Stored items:
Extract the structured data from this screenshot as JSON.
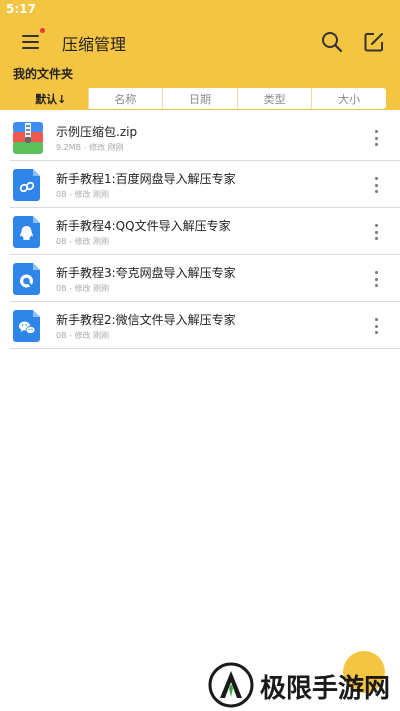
{
  "status_bar": {
    "time": "5:17"
  },
  "toolbar": {
    "title": "压缩管理",
    "menu_icon": "menu-icon",
    "search_icon": "search-icon",
    "edit_icon": "edit-icon"
  },
  "section": {
    "label": "我的文件夹"
  },
  "sort_tabs": [
    {
      "label": "默认↓",
      "active": true
    },
    {
      "label": "名称",
      "active": false
    },
    {
      "label": "日期",
      "active": false
    },
    {
      "label": "类型",
      "active": false
    },
    {
      "label": "大小",
      "active": false
    }
  ],
  "files": [
    {
      "name": "示例压缩包.zip",
      "meta": "9.2MB - 修改 刚刚",
      "icon": "zip-archive-icon"
    },
    {
      "name": "新手教程1:百度网盘导入解压专家",
      "meta": "0B - 修改 刚刚",
      "icon": "cloud-drive-doc-icon"
    },
    {
      "name": "新手教程4:QQ文件导入解压专家",
      "meta": "0B - 修改 刚刚",
      "icon": "qq-doc-icon"
    },
    {
      "name": "新手教程3:夸克网盘导入解压专家",
      "meta": "0B - 修改 刚刚",
      "icon": "quark-doc-icon"
    },
    {
      "name": "新手教程2:微信文件导入解压专家",
      "meta": "0B - 修改 刚刚",
      "icon": "wechat-doc-icon"
    }
  ],
  "watermark": {
    "text": "极限手游网"
  },
  "colors": {
    "accent": "#f4c542",
    "icon_blue": "#2f86e8",
    "divider": "#dcdcdc"
  }
}
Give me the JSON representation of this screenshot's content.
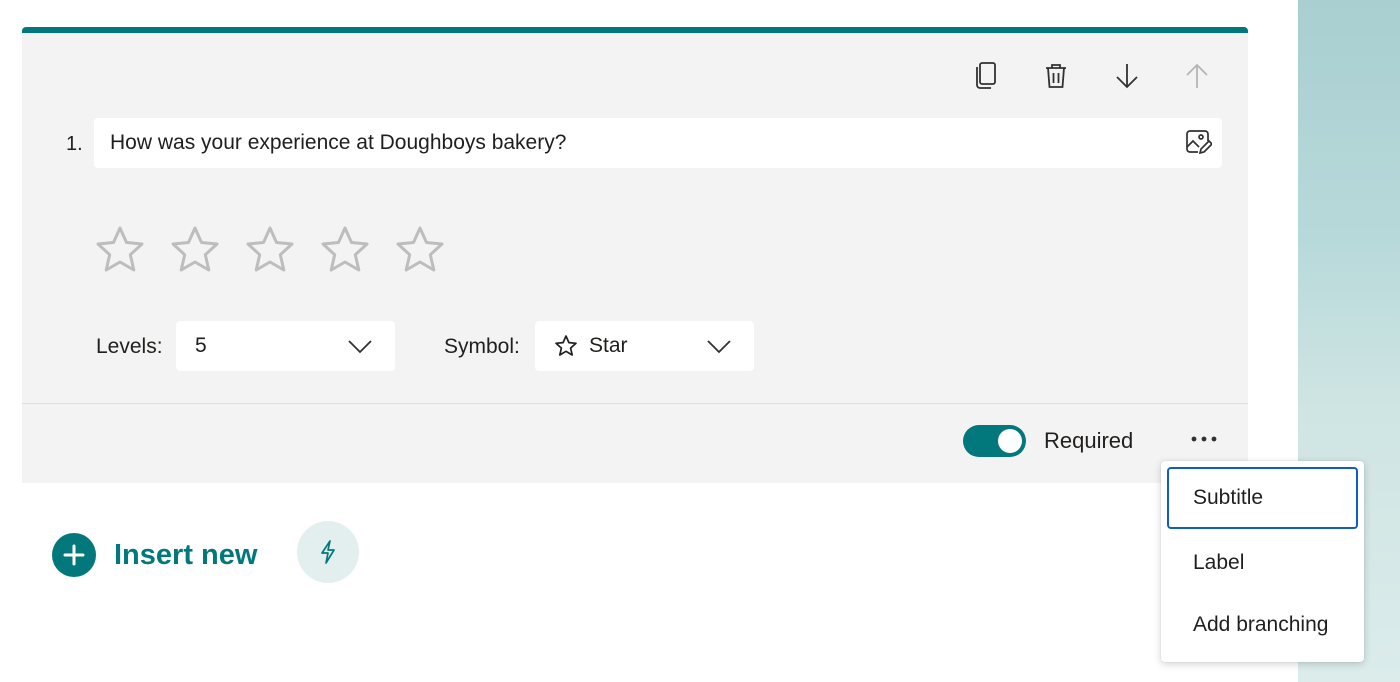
{
  "question": {
    "number": "1.",
    "title": "How was your experience at Doughboys bakery?",
    "rating_levels": 5
  },
  "toolbar": {
    "icons": [
      "copy-icon",
      "delete-icon",
      "move-down-icon",
      "move-up-icon"
    ]
  },
  "settings": {
    "levels_label": "Levels:",
    "levels_value": "5",
    "symbol_label": "Symbol:",
    "symbol_value": "Star"
  },
  "footer": {
    "required_label": "Required",
    "required_on": true,
    "more_label": "..."
  },
  "insert": {
    "label": "Insert new"
  },
  "menu": {
    "items": [
      {
        "label": "Subtitle"
      },
      {
        "label": "Label"
      },
      {
        "label": "Add branching"
      }
    ]
  },
  "colors": {
    "accent": "#03787c",
    "focus": "#0f5ec7"
  }
}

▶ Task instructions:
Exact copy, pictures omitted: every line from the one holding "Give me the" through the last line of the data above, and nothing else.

▶ Response box:
Give me the JSON representation of this screenshot's content.
{
  "question": {
    "number": "1.",
    "title": "How was your experience at Doughboys bakery?",
    "rating_levels": 5
  },
  "toolbar": {
    "icons": [
      "copy-icon",
      "delete-icon",
      "move-down-icon",
      "move-up-icon"
    ]
  },
  "settings": {
    "levels_label": "Levels:",
    "levels_value": "5",
    "symbol_label": "Symbol:",
    "symbol_value": "Star"
  },
  "footer": {
    "required_label": "Required",
    "required_on": true,
    "more_label": "..."
  },
  "insert": {
    "label": "Insert new"
  },
  "menu": {
    "items": [
      {
        "label": "Subtitle"
      },
      {
        "label": "Label"
      },
      {
        "label": "Add branching"
      }
    ]
  },
  "colors": {
    "accent": "#03787c",
    "focus": "#0f5ec7"
  }
}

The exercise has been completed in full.